The New York Times reports that because of the war on drugs, black people are 3.7 times more likely to be arrested for marijuana possession than white people, despite the fact that Americans of all races use drugs at about the same rate. Similar disparities exist for the Latinx community. As a result, a vastly disproportionate amount of black and Latinx Americans experience voter discrimination against ex-felons. In nine states, people with felony convictions may only restore their voting rights through a court action or governor’s pardon.
Even in the many states in which voting rights are automatically restored upon completion of prison time, the arduous and lengthy process of re-registering dissuades people from expressing their right to vote. On top of this, voter I.D. laws disproportionately affect black and Latinx people. All of this gives the false appearance of a close race between candidates when, in reality, many people of color are suppressed electorally. Transparently racist candidates can get half the vote because the U.S. voting population looks nothing like the actual population.
In this election, no candidate is a great option. Hillary Clinton has implied that black youth are “superpredators” as well as having infamously supported a crime bill in 1994 that contributed to today’s austere U.S. prison system. Much worse, however, is Donald Trump’s authoritarian espousal of “law and order,” the same rhetoric Presidents Nixon and Reagan used to incite white fear and initiate the war on drugs. Additionally, Trump argued that he could stop violent crime in a week in Chicago by having the police be “very much tougher than they are right now.” I doubt that the victims of police brutality and the war on drugs would agree. Hillary Clinton is not the poster child of antiracism, but anything is better than a Trump-sized escalation of “toughness on crime.” Therefore, white supporters of antiracism owe it to the disenfranchised to vote for Hillary Clinton.
Allies should support leaders of marginalized communities in dismantling institutions. But which candidate is more willing to reform based on the needs of marginalized peoples: the woman who told black and Latinx journalists “hold me accountable” or the man who called Mexican immigrants “murderers and rapists“? Under whom are undocumented immigrants less likely to be deported: the woman who vows to fix the family visa backlog or the man whose primary campaign promise is a giant wall between the U.S. and Mexico? Trump is leading the most overtly racist and violent campaign in modern history. To the extent that racial progress has been accomplished in the United States, Trump would seriously regress it. And although Clinton has her flaws, I would rather rail against the status quo than whatever Trump tries to implement over the next four years.
Liking Hillary Clinton is not a prerequisite to voting for her. As a part of the established norm, Clinton deserves resentment for the people failed by the current system.

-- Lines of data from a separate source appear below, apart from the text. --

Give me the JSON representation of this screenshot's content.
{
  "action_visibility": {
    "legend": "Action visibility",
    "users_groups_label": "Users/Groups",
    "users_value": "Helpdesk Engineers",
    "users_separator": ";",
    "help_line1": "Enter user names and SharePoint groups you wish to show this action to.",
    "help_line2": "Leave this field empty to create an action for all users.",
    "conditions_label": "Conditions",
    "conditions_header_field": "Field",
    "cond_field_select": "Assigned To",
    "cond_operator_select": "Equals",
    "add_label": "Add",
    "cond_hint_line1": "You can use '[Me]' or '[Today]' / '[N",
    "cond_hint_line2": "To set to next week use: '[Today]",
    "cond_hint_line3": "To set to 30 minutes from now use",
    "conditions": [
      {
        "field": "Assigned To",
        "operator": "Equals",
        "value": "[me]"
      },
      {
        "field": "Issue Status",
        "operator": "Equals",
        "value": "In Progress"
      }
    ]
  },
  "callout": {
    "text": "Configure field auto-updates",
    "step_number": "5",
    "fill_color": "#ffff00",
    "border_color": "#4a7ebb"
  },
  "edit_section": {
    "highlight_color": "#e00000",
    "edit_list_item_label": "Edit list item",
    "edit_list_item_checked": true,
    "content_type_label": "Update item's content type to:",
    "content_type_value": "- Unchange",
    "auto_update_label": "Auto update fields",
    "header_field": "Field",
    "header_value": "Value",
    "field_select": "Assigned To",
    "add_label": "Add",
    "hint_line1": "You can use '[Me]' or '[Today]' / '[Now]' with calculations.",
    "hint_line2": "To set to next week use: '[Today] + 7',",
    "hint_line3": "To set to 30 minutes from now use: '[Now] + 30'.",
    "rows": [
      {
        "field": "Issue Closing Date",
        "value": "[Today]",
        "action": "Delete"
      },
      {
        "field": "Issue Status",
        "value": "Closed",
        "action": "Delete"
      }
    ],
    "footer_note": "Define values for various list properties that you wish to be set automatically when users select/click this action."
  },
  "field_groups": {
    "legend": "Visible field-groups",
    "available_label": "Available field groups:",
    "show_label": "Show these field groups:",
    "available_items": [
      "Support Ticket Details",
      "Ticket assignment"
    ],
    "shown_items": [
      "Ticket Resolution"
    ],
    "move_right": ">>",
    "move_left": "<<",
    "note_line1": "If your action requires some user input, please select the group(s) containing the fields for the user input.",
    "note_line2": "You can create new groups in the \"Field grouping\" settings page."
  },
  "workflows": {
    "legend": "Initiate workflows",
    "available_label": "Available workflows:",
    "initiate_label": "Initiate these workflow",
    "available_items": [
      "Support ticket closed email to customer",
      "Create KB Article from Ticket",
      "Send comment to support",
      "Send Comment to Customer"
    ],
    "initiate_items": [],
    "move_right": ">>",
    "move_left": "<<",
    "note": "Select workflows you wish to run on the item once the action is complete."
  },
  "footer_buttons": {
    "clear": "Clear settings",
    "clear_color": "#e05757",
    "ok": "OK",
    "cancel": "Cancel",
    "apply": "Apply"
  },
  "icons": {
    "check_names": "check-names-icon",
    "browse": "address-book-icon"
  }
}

Voting for Hillary Clinton is a vote for that system. Trump, on the other hand, promises descent into further oppression under the disguise of “making America safe again.” Considering these options, one should vote for Clinton in November, and protest her in December. White allies must not repeat the disaster of 2000 by voting their conscience, failing to consider the needs of disenfranchised Floridians. This election, white allies owe their vote to the disenfranchised, to the oppressed, and to all people who do not have the privilege to survive a Trump presidency.